═════ DATA EXCERPTS ═════

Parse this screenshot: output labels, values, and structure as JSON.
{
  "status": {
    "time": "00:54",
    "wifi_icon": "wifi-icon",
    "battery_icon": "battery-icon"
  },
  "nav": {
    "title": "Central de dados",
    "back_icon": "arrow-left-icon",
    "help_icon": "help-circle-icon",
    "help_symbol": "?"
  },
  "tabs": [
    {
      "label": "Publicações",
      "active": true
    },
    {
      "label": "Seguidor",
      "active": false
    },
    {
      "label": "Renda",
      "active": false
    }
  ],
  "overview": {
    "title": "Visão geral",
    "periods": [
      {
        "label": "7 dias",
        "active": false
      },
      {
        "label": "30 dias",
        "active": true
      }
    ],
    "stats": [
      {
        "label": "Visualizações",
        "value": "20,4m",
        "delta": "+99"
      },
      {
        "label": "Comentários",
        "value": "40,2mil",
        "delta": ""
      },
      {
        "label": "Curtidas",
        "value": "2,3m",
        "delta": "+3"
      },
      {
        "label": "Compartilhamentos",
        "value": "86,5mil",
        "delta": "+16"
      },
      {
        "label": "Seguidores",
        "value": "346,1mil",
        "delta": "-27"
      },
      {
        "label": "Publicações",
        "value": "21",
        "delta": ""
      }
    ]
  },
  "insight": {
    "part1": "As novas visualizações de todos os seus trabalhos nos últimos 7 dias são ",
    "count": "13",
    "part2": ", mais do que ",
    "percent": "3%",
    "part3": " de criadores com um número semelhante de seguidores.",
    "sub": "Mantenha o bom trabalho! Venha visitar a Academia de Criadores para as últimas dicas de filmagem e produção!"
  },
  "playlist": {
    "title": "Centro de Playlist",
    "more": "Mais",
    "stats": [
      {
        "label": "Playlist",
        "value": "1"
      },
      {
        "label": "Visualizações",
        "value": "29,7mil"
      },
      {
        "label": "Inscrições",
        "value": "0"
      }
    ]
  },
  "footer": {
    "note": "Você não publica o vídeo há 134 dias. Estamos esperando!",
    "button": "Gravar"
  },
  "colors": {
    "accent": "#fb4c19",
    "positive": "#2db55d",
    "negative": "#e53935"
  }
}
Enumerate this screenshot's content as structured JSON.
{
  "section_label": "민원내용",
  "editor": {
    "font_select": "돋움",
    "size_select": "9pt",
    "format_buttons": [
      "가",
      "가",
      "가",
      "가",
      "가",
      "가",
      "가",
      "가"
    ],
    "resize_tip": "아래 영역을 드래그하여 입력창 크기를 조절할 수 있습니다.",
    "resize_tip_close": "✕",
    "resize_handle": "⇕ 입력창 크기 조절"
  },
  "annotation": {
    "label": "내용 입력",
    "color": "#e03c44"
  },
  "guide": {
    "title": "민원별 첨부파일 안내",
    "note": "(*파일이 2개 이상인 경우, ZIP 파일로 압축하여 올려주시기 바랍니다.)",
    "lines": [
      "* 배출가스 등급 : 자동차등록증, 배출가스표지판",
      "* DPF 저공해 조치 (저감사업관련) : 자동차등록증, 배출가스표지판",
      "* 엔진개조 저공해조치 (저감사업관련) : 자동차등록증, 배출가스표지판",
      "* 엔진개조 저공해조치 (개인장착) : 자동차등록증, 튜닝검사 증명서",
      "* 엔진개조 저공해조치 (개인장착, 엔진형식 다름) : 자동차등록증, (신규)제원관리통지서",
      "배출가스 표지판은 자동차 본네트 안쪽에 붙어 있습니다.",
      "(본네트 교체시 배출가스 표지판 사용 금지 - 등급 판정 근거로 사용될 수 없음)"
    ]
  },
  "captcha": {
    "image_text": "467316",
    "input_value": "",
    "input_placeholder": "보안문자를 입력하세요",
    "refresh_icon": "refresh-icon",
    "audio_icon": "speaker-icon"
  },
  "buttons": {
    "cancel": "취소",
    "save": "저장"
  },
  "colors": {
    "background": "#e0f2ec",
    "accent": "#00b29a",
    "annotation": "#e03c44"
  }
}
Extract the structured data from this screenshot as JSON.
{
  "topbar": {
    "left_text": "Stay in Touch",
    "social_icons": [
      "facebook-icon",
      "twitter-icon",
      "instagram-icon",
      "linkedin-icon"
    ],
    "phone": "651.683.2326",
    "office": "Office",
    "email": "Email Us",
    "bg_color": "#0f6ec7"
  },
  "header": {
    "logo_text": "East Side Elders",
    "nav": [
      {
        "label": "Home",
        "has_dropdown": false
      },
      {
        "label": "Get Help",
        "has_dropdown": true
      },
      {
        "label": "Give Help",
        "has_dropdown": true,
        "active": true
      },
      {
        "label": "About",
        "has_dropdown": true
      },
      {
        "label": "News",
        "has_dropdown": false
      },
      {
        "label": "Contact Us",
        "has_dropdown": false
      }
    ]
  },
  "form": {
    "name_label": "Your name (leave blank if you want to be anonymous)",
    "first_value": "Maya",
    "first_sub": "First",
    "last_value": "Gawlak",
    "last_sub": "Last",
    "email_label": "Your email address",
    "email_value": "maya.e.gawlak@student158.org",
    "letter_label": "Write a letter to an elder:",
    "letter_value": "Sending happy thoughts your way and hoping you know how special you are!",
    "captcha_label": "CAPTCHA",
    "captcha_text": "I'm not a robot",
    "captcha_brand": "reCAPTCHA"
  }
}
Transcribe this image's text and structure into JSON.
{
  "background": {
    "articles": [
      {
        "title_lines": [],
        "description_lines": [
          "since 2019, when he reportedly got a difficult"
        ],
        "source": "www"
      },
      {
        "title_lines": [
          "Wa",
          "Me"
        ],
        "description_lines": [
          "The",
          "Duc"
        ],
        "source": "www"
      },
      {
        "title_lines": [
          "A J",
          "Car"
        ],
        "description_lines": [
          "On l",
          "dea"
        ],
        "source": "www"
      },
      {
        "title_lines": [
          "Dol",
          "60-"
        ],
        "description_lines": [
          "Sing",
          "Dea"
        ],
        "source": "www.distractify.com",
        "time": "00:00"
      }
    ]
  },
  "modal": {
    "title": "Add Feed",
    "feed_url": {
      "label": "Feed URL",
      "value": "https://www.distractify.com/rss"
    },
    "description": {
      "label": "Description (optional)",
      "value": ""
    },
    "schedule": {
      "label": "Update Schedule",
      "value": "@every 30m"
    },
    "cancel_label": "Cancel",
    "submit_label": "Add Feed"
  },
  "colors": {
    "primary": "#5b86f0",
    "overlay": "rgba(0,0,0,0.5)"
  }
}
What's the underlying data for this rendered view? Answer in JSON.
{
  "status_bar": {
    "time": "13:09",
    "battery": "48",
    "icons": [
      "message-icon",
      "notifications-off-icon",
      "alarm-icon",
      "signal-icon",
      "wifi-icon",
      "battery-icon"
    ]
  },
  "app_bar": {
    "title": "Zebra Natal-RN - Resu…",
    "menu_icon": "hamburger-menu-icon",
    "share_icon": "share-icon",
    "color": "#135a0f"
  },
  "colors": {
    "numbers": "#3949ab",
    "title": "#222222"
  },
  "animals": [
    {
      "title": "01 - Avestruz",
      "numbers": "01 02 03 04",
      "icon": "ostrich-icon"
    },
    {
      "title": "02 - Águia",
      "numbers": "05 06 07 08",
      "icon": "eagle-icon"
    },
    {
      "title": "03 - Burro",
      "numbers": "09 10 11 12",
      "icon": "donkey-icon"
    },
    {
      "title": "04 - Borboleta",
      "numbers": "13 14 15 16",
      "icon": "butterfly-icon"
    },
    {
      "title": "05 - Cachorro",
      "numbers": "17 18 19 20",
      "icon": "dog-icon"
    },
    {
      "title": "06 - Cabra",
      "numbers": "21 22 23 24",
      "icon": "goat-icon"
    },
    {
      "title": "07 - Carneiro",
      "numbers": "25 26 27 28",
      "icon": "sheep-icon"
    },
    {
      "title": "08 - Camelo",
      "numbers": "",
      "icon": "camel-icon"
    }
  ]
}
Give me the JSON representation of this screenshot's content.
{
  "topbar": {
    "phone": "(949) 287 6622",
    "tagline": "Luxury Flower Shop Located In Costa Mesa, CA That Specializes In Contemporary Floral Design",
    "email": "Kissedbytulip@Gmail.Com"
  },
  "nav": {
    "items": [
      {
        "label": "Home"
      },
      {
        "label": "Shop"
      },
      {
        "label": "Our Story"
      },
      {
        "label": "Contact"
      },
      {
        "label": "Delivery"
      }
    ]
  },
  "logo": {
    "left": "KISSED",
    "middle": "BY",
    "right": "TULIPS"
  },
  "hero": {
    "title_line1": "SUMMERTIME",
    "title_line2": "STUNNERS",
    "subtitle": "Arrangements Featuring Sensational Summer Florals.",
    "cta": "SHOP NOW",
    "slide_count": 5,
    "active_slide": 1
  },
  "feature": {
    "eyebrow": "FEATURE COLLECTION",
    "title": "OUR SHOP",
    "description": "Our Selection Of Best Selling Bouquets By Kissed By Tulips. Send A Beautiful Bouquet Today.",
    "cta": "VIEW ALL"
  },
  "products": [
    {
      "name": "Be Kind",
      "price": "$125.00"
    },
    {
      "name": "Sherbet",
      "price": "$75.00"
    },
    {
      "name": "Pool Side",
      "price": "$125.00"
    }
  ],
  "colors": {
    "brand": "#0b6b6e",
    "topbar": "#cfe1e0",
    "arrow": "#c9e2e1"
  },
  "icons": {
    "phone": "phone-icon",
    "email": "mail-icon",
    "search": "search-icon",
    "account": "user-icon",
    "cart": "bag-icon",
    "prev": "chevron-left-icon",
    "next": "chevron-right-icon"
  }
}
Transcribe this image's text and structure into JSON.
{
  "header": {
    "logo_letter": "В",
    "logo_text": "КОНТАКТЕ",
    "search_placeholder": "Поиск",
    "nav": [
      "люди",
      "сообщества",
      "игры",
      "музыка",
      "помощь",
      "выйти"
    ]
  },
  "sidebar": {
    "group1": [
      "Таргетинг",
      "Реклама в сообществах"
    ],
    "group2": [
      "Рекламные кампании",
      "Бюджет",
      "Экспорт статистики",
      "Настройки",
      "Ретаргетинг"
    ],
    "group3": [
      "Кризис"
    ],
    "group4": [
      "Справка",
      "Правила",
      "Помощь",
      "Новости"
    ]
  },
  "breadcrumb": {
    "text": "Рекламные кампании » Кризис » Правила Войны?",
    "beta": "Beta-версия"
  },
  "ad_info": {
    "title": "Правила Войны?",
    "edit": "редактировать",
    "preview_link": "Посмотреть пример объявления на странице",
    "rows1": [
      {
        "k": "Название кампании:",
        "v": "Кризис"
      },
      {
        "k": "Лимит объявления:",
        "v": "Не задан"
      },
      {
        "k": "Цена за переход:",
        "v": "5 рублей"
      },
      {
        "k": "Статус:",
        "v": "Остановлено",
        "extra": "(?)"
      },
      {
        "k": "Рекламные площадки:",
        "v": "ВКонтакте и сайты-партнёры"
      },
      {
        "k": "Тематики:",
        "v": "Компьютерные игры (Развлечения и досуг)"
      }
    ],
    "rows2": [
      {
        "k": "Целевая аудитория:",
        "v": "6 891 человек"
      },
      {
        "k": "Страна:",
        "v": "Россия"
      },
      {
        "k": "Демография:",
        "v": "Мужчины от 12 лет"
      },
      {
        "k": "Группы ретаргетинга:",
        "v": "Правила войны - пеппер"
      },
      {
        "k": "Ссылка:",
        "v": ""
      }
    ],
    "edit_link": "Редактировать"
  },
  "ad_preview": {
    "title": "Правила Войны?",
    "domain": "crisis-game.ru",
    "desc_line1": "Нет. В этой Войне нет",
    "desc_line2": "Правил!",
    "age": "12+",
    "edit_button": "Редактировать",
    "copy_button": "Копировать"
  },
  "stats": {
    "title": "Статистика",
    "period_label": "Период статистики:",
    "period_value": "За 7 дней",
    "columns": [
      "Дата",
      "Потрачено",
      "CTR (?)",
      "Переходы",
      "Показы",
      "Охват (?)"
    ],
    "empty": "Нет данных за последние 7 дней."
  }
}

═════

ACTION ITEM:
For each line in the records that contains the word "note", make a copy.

WRITTEN SOLUTION:
    "note": "Você não publica o vídeo há 134 dias. Estamos esperando!",
    "note": "(*파일이 2개 이상인 경우, ZIP 파일로 압축하여 올려주시기 바랍니다.)",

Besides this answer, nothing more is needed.